Saturday, March 7, 2009

Say what?

I've been itching to update, but since I have to pay for the internet right now I've been avoiding anything of substance (news, blogs, everything that I actually have to read). I have a half-hour to kill because I wasn't paying attention and went over from the first pay-point by two minutes. Lucky for you!

This week I was feeling a bit off because the cultural differences have started to hit me. That, coupled with my current inability to easily contact home, has been frustrating. Before I left I acknowledged that there would be some culture shock, but honestly, going to another country where there are a bunch of English speakers doesn't really conjure up images traditionally aligned with culture shock.

It's a completely different world. To start (and it's only the start) the language is technically English, but it's not. At all. Everything is slang. For instance, the Melbourne Cricket Ground is called the MCG. Alright, that's fair enough. The thing is, no one calls it the MCG. It's the G. Shortening the shortened version! They even say that on the news, where you'd think formal names would most come into play. It's strange as.

You read that right, strange as. There is nothing missing at the end of the sentence. It's hot as, or random as, or tired as. Sentence are cut in half!

I reckon there are heaps of little sayings that I could write. I may not be too keen on the phrasing as of yet, but give me a few weeks. Soon enough, you won't be able to understand me!


Erin said...

Oh that cracks me up! I know EXACTLY how you feel. When I moved here I thought it would be so easy since it was an English speaking country. But no way. These people might as well be speaking Japanese. I'm used to it now, but at least a couple of time a week I hear something I haven't heard before, a new slang word or phrase. Lazy Aussies. I kinda like it though. :-)

nicoleantoinette said...

Isn't it funny how two places can speak the same language, but still have totally different speech patterns? I went through this same exact thing moving from the states to England.

Anonymous said...

It IS a different language here. I feel guilty a LOT because I have to ask people to repeat themselves often and they get really annoyed. "What you can't understand English?" I just smile - "No, I just can't understand YOU." haha!

Caz said...

haha! After about 3 months of living in NZ (a few years ago) I sent an email home saying "heaps", "reckon" and a bunch of other slang without even thinking about it. My family laughed at me pretty badly.

Also, I so know how you feel re: the culture shock.

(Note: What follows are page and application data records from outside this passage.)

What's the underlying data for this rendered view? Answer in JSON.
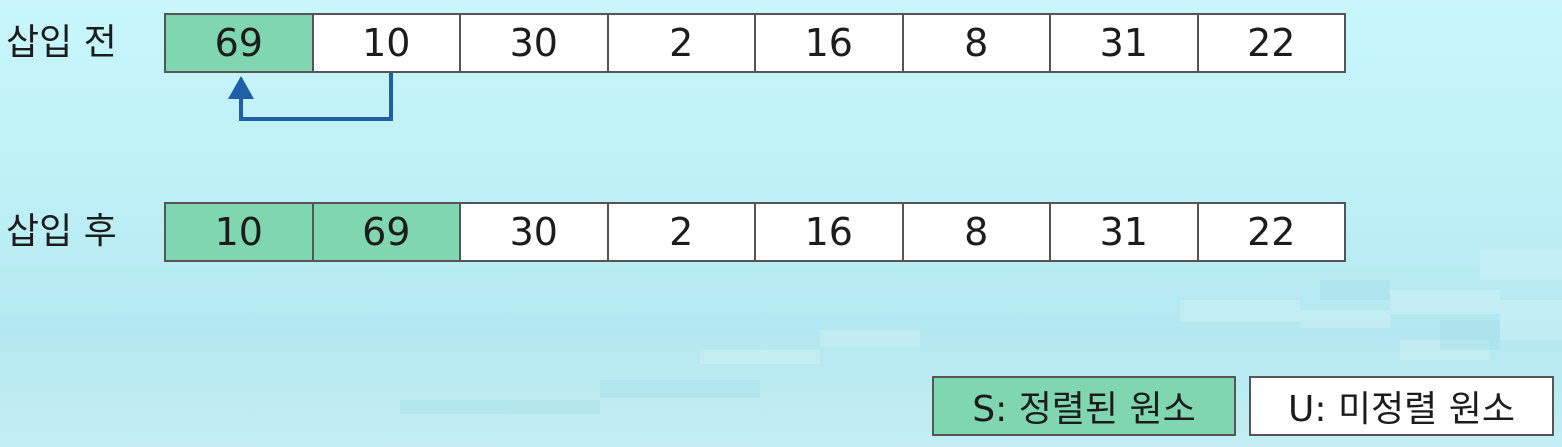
{
  "before": {
    "label": "삽입 전",
    "cells": [
      {
        "value": "69",
        "sorted": true
      },
      {
        "value": "10",
        "sorted": false
      },
      {
        "value": "30",
        "sorted": false
      },
      {
        "value": "2",
        "sorted": false
      },
      {
        "value": "16",
        "sorted": false
      },
      {
        "value": "8",
        "sorted": false
      },
      {
        "value": "31",
        "sorted": false
      },
      {
        "value": "22",
        "sorted": false
      }
    ]
  },
  "after": {
    "label": "삽입 후",
    "cells": [
      {
        "value": "10",
        "sorted": true
      },
      {
        "value": "69",
        "sorted": true
      },
      {
        "value": "30",
        "sorted": false
      },
      {
        "value": "2",
        "sorted": false
      },
      {
        "value": "16",
        "sorted": false
      },
      {
        "value": "8",
        "sorted": false
      },
      {
        "value": "31",
        "sorted": false
      },
      {
        "value": "22",
        "sorted": false
      }
    ]
  },
  "legend": {
    "sorted_label": "S: 정렬된 원소",
    "unsorted_label": "U: 미정렬 원소"
  },
  "colors": {
    "sorted": "#7fd6b0",
    "unsorted": "#ffffff",
    "arrow": "#1f5fa8"
  }
}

I was a lot more prepared for it this time around, but since I consider Melbourne home, I find it hard that everyone considers me a visitor because of my accent!